Task description:
Search the data for the string "JSON", and report each line where it is found.

Entries from a dataset of interfaces:
•••••
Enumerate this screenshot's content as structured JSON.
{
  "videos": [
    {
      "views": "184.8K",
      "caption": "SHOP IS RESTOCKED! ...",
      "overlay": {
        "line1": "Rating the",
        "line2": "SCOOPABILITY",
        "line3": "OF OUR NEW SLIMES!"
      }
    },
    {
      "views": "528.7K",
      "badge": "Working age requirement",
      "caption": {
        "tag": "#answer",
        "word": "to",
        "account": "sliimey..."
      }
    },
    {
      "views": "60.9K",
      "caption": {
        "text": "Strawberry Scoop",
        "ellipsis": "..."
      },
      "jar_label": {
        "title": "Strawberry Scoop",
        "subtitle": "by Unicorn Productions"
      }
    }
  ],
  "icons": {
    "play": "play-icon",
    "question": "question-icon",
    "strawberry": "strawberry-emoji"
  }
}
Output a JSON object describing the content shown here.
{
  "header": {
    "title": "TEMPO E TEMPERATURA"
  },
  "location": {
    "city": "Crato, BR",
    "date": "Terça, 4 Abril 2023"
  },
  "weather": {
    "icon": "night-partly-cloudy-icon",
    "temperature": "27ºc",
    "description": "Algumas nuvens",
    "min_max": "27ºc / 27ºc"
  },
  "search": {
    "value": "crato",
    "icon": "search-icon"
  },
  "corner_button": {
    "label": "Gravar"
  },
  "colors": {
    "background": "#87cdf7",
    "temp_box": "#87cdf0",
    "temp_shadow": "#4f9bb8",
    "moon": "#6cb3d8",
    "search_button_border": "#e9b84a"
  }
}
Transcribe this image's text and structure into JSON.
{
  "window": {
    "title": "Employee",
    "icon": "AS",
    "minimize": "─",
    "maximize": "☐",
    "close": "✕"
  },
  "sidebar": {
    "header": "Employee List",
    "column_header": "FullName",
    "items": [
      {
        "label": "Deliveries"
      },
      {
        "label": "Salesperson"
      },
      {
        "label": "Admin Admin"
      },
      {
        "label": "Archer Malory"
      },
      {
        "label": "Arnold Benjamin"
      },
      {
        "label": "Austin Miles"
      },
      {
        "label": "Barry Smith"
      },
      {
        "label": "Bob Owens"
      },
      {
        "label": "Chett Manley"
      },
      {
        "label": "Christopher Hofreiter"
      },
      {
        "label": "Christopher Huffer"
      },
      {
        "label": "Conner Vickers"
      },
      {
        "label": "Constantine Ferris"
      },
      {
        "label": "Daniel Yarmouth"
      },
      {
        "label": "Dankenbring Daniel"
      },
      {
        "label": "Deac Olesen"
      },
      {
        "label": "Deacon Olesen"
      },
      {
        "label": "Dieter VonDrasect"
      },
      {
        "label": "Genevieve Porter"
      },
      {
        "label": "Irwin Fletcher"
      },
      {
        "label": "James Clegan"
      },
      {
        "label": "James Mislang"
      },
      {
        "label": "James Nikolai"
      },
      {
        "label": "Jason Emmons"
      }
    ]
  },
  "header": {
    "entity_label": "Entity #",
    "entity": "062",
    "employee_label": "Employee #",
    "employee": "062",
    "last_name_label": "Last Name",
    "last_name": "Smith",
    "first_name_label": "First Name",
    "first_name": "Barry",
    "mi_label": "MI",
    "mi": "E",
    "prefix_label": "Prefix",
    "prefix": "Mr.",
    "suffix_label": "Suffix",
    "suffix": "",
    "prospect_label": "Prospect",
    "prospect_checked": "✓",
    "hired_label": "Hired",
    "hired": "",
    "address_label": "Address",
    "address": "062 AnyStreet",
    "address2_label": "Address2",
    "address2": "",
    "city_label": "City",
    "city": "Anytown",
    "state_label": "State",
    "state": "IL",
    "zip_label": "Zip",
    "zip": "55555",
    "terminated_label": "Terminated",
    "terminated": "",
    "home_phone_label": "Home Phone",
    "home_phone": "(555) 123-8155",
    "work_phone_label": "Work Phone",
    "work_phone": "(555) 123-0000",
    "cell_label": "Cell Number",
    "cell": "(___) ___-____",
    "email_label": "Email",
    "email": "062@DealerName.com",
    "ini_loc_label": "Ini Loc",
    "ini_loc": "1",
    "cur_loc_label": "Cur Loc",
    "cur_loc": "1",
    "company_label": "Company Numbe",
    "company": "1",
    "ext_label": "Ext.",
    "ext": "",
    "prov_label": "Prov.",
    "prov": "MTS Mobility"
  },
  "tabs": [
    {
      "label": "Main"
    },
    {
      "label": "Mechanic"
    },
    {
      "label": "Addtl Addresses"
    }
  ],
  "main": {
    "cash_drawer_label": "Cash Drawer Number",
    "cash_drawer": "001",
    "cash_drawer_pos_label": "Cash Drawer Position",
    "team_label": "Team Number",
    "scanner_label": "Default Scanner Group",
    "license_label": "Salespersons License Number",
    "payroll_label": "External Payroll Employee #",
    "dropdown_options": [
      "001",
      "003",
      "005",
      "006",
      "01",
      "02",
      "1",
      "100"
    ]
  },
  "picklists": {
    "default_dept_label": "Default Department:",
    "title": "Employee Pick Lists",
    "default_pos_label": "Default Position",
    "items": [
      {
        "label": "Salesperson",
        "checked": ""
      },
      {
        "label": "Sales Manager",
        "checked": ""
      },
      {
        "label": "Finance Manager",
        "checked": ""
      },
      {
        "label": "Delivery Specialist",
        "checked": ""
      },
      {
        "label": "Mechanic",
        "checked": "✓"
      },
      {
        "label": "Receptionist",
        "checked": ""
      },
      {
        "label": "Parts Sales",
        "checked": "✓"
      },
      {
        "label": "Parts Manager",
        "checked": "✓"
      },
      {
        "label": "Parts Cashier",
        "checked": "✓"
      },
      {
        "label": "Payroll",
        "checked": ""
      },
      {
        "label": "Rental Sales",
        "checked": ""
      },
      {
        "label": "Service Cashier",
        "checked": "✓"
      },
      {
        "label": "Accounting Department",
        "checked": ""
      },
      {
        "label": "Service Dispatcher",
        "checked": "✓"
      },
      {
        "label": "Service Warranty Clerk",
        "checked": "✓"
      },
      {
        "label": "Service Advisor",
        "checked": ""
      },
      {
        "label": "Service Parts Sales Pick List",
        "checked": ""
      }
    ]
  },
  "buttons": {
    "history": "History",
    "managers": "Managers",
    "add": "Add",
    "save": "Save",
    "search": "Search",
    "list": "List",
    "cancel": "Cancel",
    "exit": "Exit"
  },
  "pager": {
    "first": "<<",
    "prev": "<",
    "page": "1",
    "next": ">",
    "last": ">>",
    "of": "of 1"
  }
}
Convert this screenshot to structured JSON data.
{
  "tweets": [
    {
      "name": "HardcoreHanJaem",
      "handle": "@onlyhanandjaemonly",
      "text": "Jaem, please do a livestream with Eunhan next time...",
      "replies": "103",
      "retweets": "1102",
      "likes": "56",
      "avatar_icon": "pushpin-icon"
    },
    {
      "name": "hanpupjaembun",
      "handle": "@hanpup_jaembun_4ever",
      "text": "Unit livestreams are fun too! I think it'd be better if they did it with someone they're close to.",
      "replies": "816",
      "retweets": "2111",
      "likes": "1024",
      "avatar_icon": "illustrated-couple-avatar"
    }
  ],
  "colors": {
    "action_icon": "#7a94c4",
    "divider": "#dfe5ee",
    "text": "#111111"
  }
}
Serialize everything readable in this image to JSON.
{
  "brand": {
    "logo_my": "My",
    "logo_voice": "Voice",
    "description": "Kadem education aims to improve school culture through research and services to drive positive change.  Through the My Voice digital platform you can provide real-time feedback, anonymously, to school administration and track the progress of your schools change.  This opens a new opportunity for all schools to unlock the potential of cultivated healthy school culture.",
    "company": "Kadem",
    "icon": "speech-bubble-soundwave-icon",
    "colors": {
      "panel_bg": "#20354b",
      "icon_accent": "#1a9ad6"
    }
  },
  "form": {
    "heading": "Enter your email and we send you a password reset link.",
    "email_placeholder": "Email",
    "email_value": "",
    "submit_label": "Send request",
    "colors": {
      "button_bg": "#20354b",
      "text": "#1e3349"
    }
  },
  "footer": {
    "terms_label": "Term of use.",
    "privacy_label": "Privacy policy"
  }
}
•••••
Response:
Enumerate this screenshot's content as structured JSON.
Output a JSON object describing the content shown here.
Transcribe this image's text and structure into JSON.
Convert this screenshot to structured JSON data.
Serialize everything readable in this image to JSON.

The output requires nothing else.